Creighton principal investigator Marlene Wilken, R.N., Ph.D., will work with health care providers at the Omaha (Nebraska) and Rosebud Sioux (South Dakota) reservations to determine whether Talking Circles – a powerful American Indian tradition similar to many modern-day therapy groups– can help American Indians better self-manage and control their diabetes.

“We believe that using culturally appropriate Talking Circles will result in better adherence and outcomes for diabetes management by American Indians than diabetes education in a classroom setting,” Wilken said.

For the study, all participants who meet the study criteria will be selected randomly. The experimental group will include 20 individuals from the Omaha Tribe who will receive the culturally appropriate Talking Circles intervention. Twenty participants from the Rosebud Sioux Tribe will serve as the control group and receive diabetes education in a regular classroom setting. This process will be repeated the second year.

Type 2 diabetes is associated with obesity and other lifestyle factors and has become a major health issue for many men, women and even young adults in the U.S.  Americans Indians are at particular risk

Wilken noted that American Indians have the highest diabetes death rate of any ethnic group in Nebraska and South Dakota.
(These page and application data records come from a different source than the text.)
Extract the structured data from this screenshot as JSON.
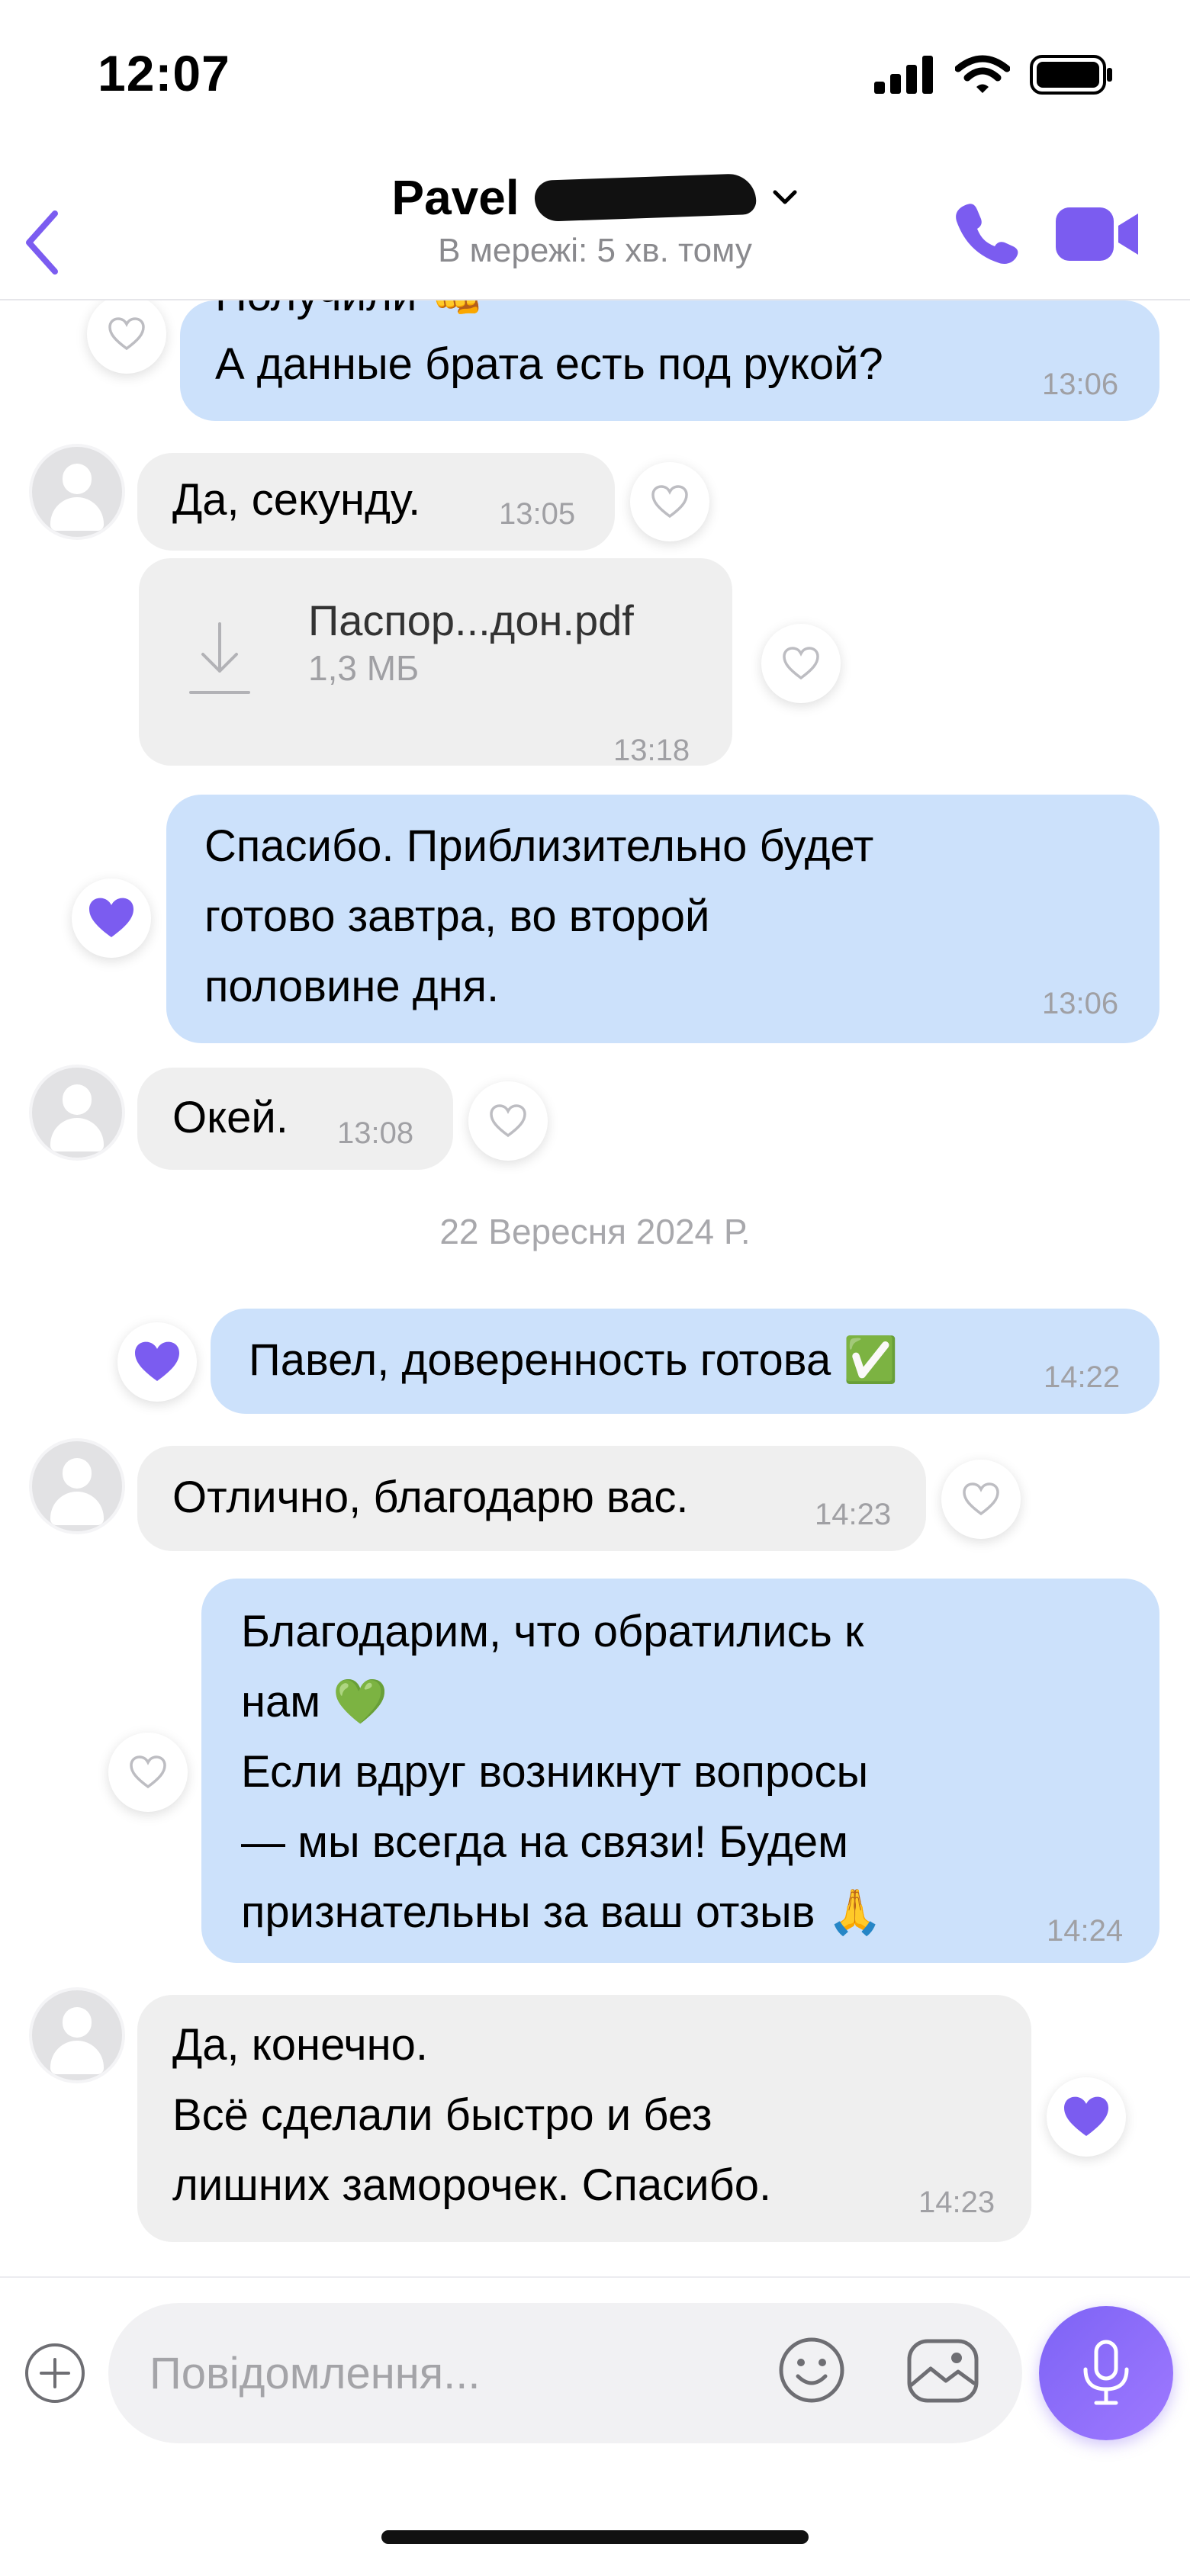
{
  "status": {
    "time": "12:07"
  },
  "header": {
    "contact_name": "Pavel",
    "presence": "В мережі: 5 хв. тому"
  },
  "colors": {
    "accent": "#7b5cf0",
    "outgoing_bubble": "#cce1fb",
    "incoming_bubble": "#efefef"
  },
  "messages": [
    {
      "direction": "out",
      "text_top_partial": "Получили 👊",
      "text": "А данные брата есть под рукой?",
      "time": "13:06",
      "liked": false
    },
    {
      "direction": "in",
      "text": "Да, секунду.",
      "time": "13:05",
      "liked": false
    },
    {
      "direction": "in",
      "type": "file",
      "file_name": "Паспор...дон.pdf",
      "file_size": "1,3 МБ",
      "time": "13:18",
      "liked": false
    },
    {
      "direction": "out",
      "lines": [
        "Спасибо. Приблизительно будет",
        "готово завтра, во второй",
        "половине дня."
      ],
      "time": "13:06",
      "liked": true
    },
    {
      "direction": "in",
      "text": "Окей.",
      "time": "13:08",
      "liked": false
    },
    {
      "direction": "out",
      "text": "Павел, доверенность готова ✅",
      "time": "14:22",
      "liked": true
    },
    {
      "direction": "in",
      "text": "Отлично, благодарю вас.",
      "time": "14:23",
      "liked": false
    },
    {
      "direction": "out",
      "lines": [
        "Благодарим, что обратились к",
        "нам 💚",
        "Если вдруг возникнут вопросы",
        "— мы всегда на связи! Будем",
        "признательны за ваш отзыв 🙏"
      ],
      "time": "14:24",
      "liked": false
    },
    {
      "direction": "in",
      "lines": [
        "Да, конечно.",
        "Всё сделали быстро и без",
        "лишних заморочек. Спасибо."
      ],
      "time": "14:23",
      "liked": true
    }
  ],
  "date_separator": "22 Вересня 2024 Р.",
  "composer": {
    "placeholder": "Повідомлення..."
  },
  "icons": [
    "back-chevron-icon",
    "phone-icon",
    "video-camera-icon",
    "heart-icon",
    "download-icon",
    "plus-icon",
    "emoji-icon",
    "gallery-icon",
    "microphone-icon",
    "signal-icon",
    "wifi-icon",
    "battery-icon"
  ]
}
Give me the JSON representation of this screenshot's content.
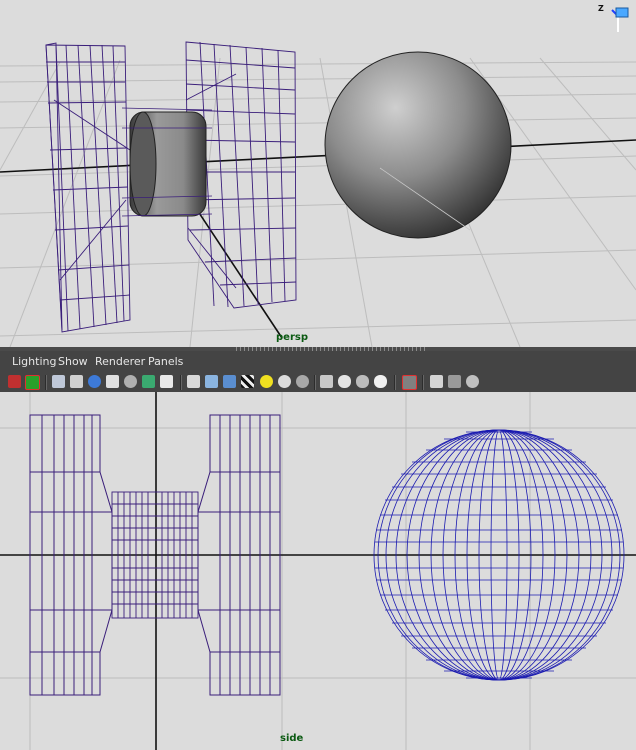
{
  "viewports": {
    "top": {
      "camera_label": "persp",
      "axis_indicator": "Z"
    },
    "bottom": {
      "camera_label": "side"
    }
  },
  "panel_menu": {
    "items": [
      {
        "label": "Lighting"
      },
      {
        "label": "Show"
      },
      {
        "label": "Renderer"
      },
      {
        "label": "Panels"
      }
    ]
  },
  "toolbar": {
    "icons": [
      "select-camera-icon",
      "camera-attributes-icon",
      "image-plane-icon",
      "grid-icon",
      "film-gate-icon",
      "resolution-gate-icon",
      "safe-action-icon",
      "safe-title-icon",
      "wireframe-icon",
      "smooth-shade-icon",
      "wireframe-on-shaded-icon",
      "textured-icon",
      "use-all-lights-icon",
      "shadows-icon",
      "flat-light-icon",
      "default-light-icon",
      "xray-icon",
      "xray-joints-icon",
      "backface-cull-icon",
      "high-quality-icon",
      "isolate-select-icon",
      "bookmark-icon",
      "xray-components-icon",
      "share-icon"
    ]
  },
  "colors": {
    "wireframe_purple": "#3a1e7a",
    "wireframe_blue": "#1b1bb0",
    "camera_label_green": "#0b5a12",
    "grid_axis": "#101010",
    "viewport_bg": "#dcdcdc",
    "panel_bar": "#444444"
  }
}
In Nebraska, they have a diabetes death rate of 285.4 per 100,000 people, more than twice the national average.

Creighton University is a Jesuit, Catholic university bridging health, law, business and the arts and sciences for a more just world.